Less than a week later, we were returning to the site with the rest of the Tekstreme team from Hurghada and Sharm and, armed with cameras; we were trying to document and gather as much information about the wreck as possible in its current state.  We managed to take images of most of the wreck, but as we quickly found out, even with six divers working together, a wreck of this size and in this depth of water requires several dives to explore it in its entirety.  

So as Hurghada increased its number of wrecks available to the visiting technical diver by one, the search was already being planned by the Tekstreme Team for at least two more deep wrecks in the area.The Hurghada region really is a wreck diver’s heaven with rusting metal at all diveable depths and in some of the best diving conditions in the world.

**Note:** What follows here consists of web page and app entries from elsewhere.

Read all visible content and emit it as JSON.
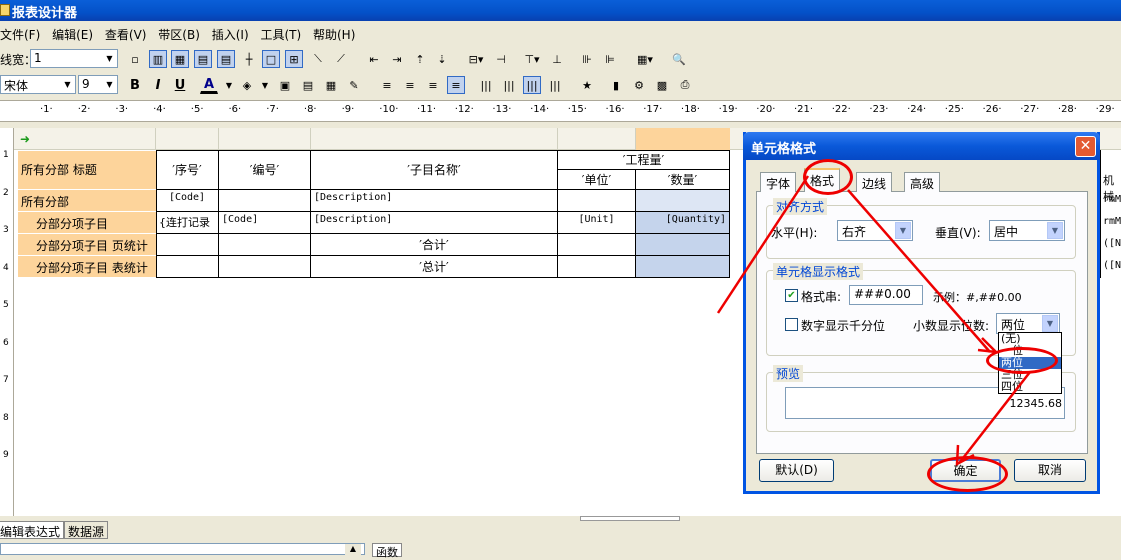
{
  "app": {
    "title": "报表设计器"
  },
  "menu": [
    "文件(F)",
    "编辑(E)",
    "查看(V)",
    "带区(B)",
    "插入(I)",
    "工具(T)",
    "帮助(H)"
  ],
  "toolbar": {
    "linewidth_label": "线宽：",
    "linewidth_value": "1",
    "font_name": "宋体",
    "font_size": "9",
    "bold": "B",
    "italic": "I",
    "underline": "U",
    "font_color": "A"
  },
  "ruler": {
    "numbers": [
      "1",
      "2",
      "3",
      "4",
      "5",
      "6",
      "7",
      "8",
      "9",
      "10",
      "11",
      "12",
      "13",
      "14",
      "15",
      "16",
      "17",
      "18",
      "19",
      "20",
      "21",
      "22",
      "23",
      "24",
      "25",
      "26",
      "27",
      "28",
      "29"
    ]
  },
  "vruler": {
    "numbers": [
      "1",
      "2",
      "3",
      "4",
      "5",
      "6",
      "7",
      "8",
      "9"
    ]
  },
  "report": {
    "bands": [
      "所有分部 标题",
      "所有分部",
      "分部分项子目",
      "分部分项子目 页统计",
      "分部分项子目 表统计"
    ],
    "header": {
      "seq": "′序号′",
      "code": "′编号′",
      "name": "′子目名称′",
      "quantity_group": "′工程量′",
      "unit": "′单位′",
      "amount": "′数量′"
    },
    "row1": {
      "seq": "[Code]",
      "name": "[Description]"
    },
    "row2": {
      "seq": "{连打记录",
      "code": "[Code]",
      "name": "[Description]",
      "unit": "[Unit]",
      "amount": "[Quantity]"
    },
    "row3": {
      "label": "′合计′"
    },
    "row4": {
      "label": "′总计′"
    },
    "right_fragments": [
      "机械",
      "rmM",
      "rmM",
      "([N",
      "([N"
    ]
  },
  "bottom": {
    "tabs": [
      "编辑表达式",
      "数据源"
    ],
    "function_tab": "函数"
  },
  "dialog": {
    "title": "单元格格式",
    "close": "✕",
    "tabs": [
      "字体",
      "格式",
      "边线",
      "高级"
    ],
    "alignment": {
      "group": "对齐方式",
      "horizontal_label": "水平(H):",
      "horizontal_value": "右齐",
      "vertical_label": "垂直(V):",
      "vertical_value": "居中"
    },
    "display": {
      "group": "单元格显示格式",
      "format_checkbox": "格式串:",
      "format_checked": true,
      "format_value": "###0.00",
      "example": "示例：#,##0.00",
      "thousands_label": "数字显示千分位",
      "thousands_checked": false,
      "decimals_label": "小数显示位数:",
      "decimals_value": "两位",
      "decimals_options": [
        "(无)",
        "一位",
        "两位",
        "三位",
        "四位"
      ],
      "decimals_selected_index": 2
    },
    "preview": {
      "group": "预览",
      "value": "12345.68"
    },
    "buttons": {
      "default": "默认(D)",
      "ok": "确定",
      "cancel": "取消"
    }
  },
  "colors": {
    "band": "#fdd49b",
    "selected_cell": "#c5d4ec",
    "annotation": "#e00000",
    "dialog_border": "#0054e3"
  }
}
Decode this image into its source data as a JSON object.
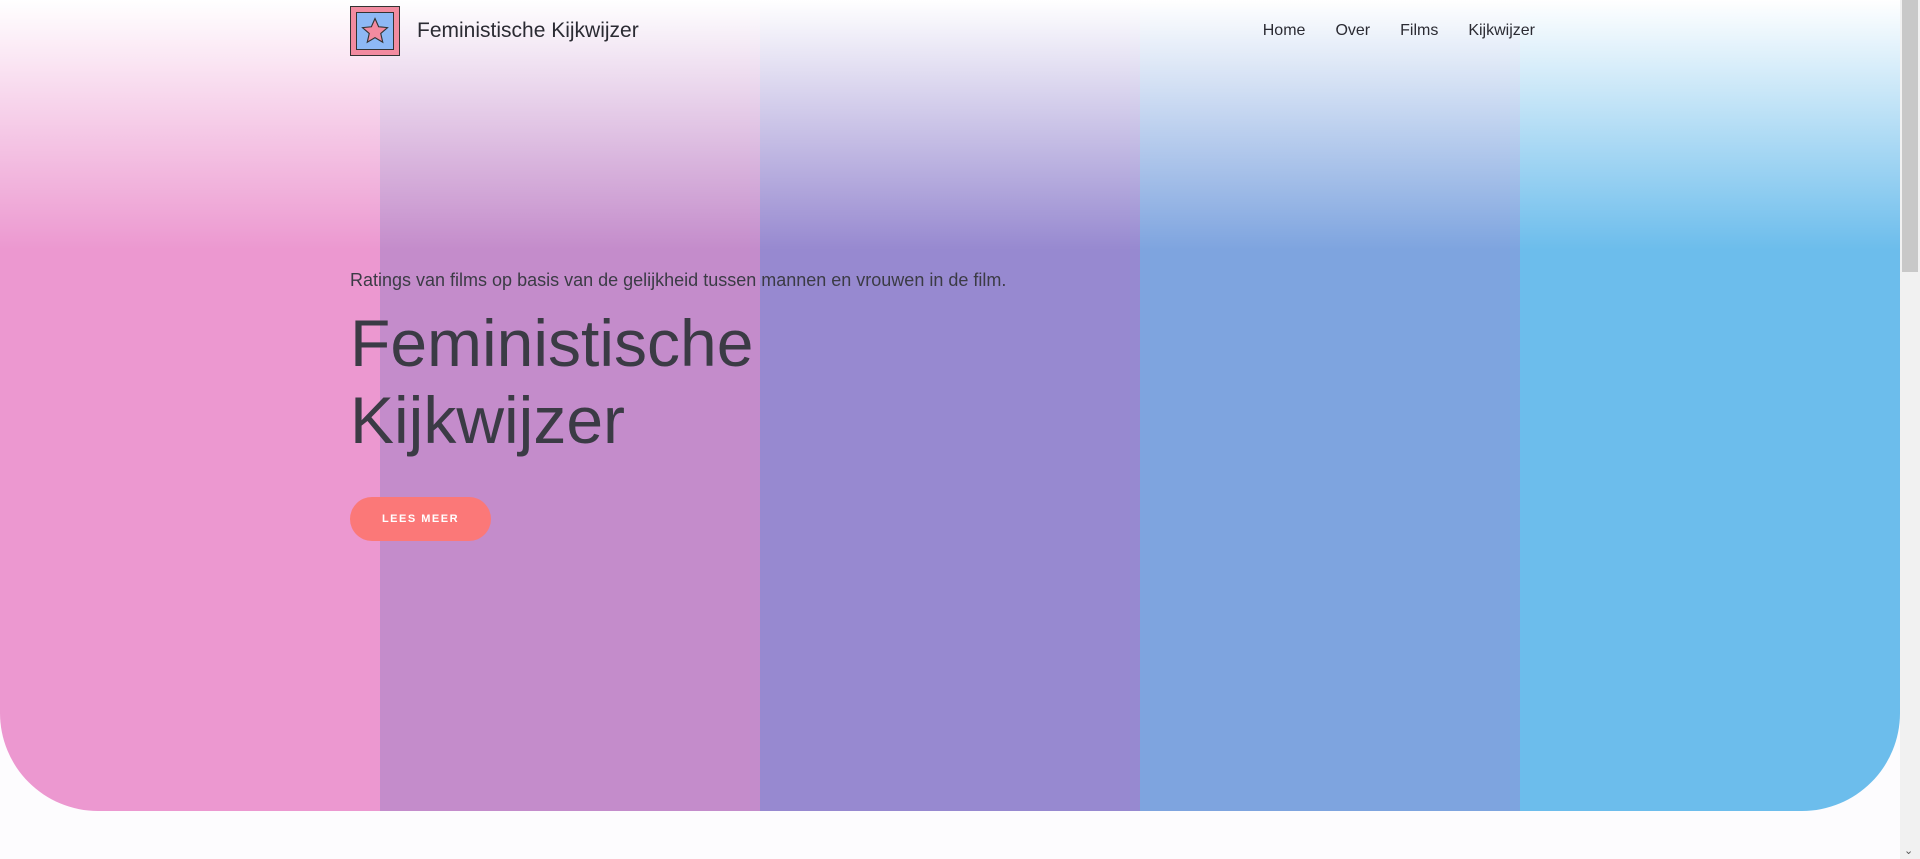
{
  "colors": {
    "stripes": [
      "#ec98d0",
      "#c48ccb",
      "#9789d0",
      "#7ea4df",
      "#6cbdec"
    ],
    "button": "#fb7878"
  },
  "header": {
    "site_title": "Feministische Kijkwijzer",
    "logo_icon": "star-icon",
    "nav": [
      "Home",
      "Over",
      "Films",
      "Kijkwijzer"
    ]
  },
  "hero": {
    "subtitle": "Ratings van films op basis van de gelijkheid tussen mannen en vrouwen in de film.",
    "title_line1": "Feministische",
    "title_line2": "Kijkwijzer",
    "button": "LEES MEER"
  }
}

For more information on diving the Al Qamar wreck, contact Paul Vinten by e-mailing paul@tekstremediving.com or visit the website at www.tekstremediving.com